### EXERCISE PROMPT
Give the records again, word for word.

=====

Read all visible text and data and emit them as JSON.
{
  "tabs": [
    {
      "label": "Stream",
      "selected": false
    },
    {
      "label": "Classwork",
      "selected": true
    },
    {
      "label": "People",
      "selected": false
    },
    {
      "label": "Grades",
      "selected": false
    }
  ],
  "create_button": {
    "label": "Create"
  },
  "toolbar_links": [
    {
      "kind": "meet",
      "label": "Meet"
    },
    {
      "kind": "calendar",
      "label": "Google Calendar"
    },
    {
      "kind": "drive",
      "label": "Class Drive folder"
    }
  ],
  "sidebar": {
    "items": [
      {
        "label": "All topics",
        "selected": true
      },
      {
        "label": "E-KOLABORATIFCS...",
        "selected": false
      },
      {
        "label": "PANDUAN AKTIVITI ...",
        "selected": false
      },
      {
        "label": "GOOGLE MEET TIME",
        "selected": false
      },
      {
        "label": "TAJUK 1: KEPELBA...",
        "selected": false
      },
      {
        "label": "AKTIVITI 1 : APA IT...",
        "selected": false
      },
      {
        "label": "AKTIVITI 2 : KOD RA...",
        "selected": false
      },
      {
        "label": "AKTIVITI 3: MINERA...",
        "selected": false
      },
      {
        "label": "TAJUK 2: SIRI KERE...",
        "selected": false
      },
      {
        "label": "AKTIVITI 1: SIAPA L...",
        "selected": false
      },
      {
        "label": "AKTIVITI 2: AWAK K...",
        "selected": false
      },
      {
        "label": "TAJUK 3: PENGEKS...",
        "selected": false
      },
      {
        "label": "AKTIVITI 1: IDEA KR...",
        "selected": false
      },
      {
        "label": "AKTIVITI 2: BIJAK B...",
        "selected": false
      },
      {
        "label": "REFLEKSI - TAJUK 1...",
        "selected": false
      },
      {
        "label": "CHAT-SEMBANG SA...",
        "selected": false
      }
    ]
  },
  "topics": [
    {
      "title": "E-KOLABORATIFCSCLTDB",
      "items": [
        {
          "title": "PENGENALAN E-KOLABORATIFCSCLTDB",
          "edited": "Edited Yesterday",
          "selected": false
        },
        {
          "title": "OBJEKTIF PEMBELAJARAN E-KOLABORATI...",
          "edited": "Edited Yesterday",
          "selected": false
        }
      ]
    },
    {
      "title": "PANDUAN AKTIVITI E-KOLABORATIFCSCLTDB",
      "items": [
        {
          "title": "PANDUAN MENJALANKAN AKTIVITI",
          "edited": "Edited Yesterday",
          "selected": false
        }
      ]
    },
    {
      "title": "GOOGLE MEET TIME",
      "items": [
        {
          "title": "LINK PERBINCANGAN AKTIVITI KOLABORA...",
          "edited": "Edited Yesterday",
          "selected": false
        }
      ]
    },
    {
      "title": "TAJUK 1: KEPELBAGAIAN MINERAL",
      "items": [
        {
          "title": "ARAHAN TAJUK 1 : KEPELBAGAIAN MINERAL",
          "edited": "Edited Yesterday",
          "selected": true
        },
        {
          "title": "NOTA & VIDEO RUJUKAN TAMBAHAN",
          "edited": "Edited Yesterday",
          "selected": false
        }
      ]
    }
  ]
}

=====

### COMPLETED EXERCISE
Read all visible text and data and emit them as JSON.
{
  "tabs": [
    {
      "label": "Stream",
      "selected": false
    },
    {
      "label": "Classwork",
      "selected": true
    },
    {
      "label": "People",
      "selected": false
    },
    {
      "label": "Grades",
      "selected": false
    }
  ],
  "create_button": {
    "label": "Create"
  },
  "toolbar_links": [
    {
      "kind": "meet",
      "label": "Meet"
    },
    {
      "kind": "calendar",
      "label": "Google Calendar"
    },
    {
      "kind": "drive",
      "label": "Class Drive folder"
    }
  ],
  "sidebar": {
    "items": [
      {
        "label": "All topics",
        "selected": true
      },
      {
        "label": "E-KOLABORATIFCS...",
        "selected": false
      },
      {
        "label": "PANDUAN AKTIVITI ...",
        "selected": false
      },
      {
        "label": "GOOGLE MEET TIME",
        "selected": false
      },
      {
        "label": "TAJUK 1: KEPELBA...",
        "selected": false
      },
      {
        "label": "AKTIVITI 1 : APA IT...",
        "selected": false
      },
      {
        "label": "AKTIVITI 2 : KOD RA...",
        "selected": false
      },
      {
        "label": "AKTIVITI 3: MINERA...",
        "selected": false
      },
      {
        "label": "TAJUK 2: SIRI KERE...",
        "selected": false
      },
      {
        "label": "AKTIVITI 1: SIAPA L...",
        "selected": false
      },
      {
        "label": "AKTIVITI 2: AWAK K...",
        "selected": false
      },
      {
        "label": "TAJUK 3: PENGEKS...",
        "selected": false
      },
      {
        "label": "AKTIVITI 1: IDEA KR...",
        "selected": false
      },
      {
        "label": "AKTIVITI 2: BIJAK B...",
        "selected": false
      },
      {
        "label": "REFLEKSI - TAJUK 1...",
        "selected": false
      },
      {
        "label": "CHAT-SEMBANG SA...",
        "selected": false
      }
    ]
  },
  "topics": [
    {
      "title": "E-KOLABORATIFCSCLTDB",
      "items": [
        {
          "title": "PENGENALAN E-KOLABORATIFCSCLTDB",
          "edited": "Edited Yesterday",
          "selected": false
        },
        {
          "title": "OBJEKTIF PEMBELAJARAN E-KOLABORATI...",
          "edited": "Edited Yesterday",
          "selected": false
        }
      ]
    },
    {
      "title": "PANDUAN AKTIVITI E-KOLABORATIFCSCLTDB",
      "items": [
        {
          "title": "PANDUAN MENJALANKAN AKTIVITI",
          "edited": "Edited Yesterday",
          "selected": false
        }
      ]
    },
    {
      "title": "GOOGLE MEET TIME",
      "items": [
        {
          "title": "LINK PERBINCANGAN AKTIVITI KOLABORA...",
          "edited": "Edited Yesterday",
          "selected": false
        }
      ]
    },
    {
      "title": "TAJUK 1: KEPELBAGAIAN MINERAL",
      "items": [
        {
          "title": "ARAHAN TAJUK 1 : KEPELBAGAIAN MINERAL",
          "edited": "Edited Yesterday",
          "selected": true
        },
        {
          "title": "NOTA & VIDEO RUJUKAN TAMBAHAN",
          "edited": "Edited Yesterday",
          "selected": false
        }
      ]
    }
  ]
}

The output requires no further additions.